Bottom Line: Finally, the strains with the strongest inhibitory activity were identified by morphological, physiological, biochemical methods and also 16S rDNA and gyrA gene analysis as Bacillus amyloliquefaciens.The current study highlights the potential application of antagonistic microorganisms and their metabolites in the prevention of fungal growth and mycotoxin production in wheat kernels.As a biological strategy, it might avoid safety problems and nutrition loss which always caused by physical and chemical strategies.

View Article: PubMed Central - PubMed

Affiliation: School of Marine Science and Technology, Harbin Institute of Technology at Weihai, Weihai 264209, China. shicjwh@126.com.

ABSTRACT
Fusarium graminearum is the main causal pathogen affecting small-grain cereals, and it produces deoxynivalenol, a kind of mycotoxin, which displays a wide range of toxic effects in human and animals.
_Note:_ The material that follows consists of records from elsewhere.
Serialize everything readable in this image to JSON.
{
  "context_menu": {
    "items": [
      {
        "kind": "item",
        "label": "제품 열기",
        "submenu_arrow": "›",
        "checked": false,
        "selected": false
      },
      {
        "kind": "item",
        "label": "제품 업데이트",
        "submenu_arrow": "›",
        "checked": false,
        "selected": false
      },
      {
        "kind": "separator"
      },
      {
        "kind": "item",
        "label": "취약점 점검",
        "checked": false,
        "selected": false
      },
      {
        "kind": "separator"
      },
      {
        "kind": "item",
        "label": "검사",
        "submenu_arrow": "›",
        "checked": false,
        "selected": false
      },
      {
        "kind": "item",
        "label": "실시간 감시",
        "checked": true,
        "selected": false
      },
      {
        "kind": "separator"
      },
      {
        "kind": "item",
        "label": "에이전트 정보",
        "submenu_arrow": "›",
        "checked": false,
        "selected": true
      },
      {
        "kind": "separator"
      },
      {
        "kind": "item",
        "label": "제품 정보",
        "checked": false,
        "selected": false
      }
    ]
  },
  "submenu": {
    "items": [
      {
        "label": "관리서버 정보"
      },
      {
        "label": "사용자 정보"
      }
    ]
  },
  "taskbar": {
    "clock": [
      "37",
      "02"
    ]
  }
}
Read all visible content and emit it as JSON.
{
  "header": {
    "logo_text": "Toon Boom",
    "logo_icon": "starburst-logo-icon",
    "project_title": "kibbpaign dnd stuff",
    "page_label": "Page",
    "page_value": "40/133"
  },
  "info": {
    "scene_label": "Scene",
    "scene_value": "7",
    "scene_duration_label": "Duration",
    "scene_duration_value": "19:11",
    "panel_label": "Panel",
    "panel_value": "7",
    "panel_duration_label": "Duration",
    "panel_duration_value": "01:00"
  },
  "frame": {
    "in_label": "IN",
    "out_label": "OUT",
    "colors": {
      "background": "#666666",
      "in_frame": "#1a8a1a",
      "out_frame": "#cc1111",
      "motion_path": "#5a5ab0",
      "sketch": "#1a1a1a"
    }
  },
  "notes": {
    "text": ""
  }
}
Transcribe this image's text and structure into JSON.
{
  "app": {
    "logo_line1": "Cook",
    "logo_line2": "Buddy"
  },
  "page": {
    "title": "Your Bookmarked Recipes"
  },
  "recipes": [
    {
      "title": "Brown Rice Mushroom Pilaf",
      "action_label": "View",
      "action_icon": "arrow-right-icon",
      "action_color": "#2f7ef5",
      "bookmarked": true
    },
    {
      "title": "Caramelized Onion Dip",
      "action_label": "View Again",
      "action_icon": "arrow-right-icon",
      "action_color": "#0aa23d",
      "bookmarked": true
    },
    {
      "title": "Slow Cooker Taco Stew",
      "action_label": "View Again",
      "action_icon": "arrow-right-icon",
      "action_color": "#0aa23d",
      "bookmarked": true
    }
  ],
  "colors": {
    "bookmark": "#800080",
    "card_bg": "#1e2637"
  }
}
Bacterial strains isolated from peanut shells were investigated for their activities against F. graminearum by dual-culture plate and tip-culture assays. Among them, twenty strains exhibited potent inhibition to the growth of F. graminearum, and the inhibition rates ranged from 41.41% to 54.55% in dual-culture plate assay and 92.70% to 100% in tip-culture assay. Furthermore, eighteen strains reduced the production of deoxynivalenol by 16.69% to 90.30% in the wheat kernels assay. Finally, the strains with the strongest inhibitory activity were identified by morphological, physiological, biochemical methods and also 16S rDNA and gyrA gene analysis as Bacillus amyloliquefaciens. The current study highlights the potential application of antagonistic microorganisms and their metabolites in the prevention of fungal growth and mycotoxin production in wheat kernels. As a biological strategy, it might avoid safety problems and nutrition loss which always caused by physical and chemical strategies.

Show MeSH
Related in: MedlinePlus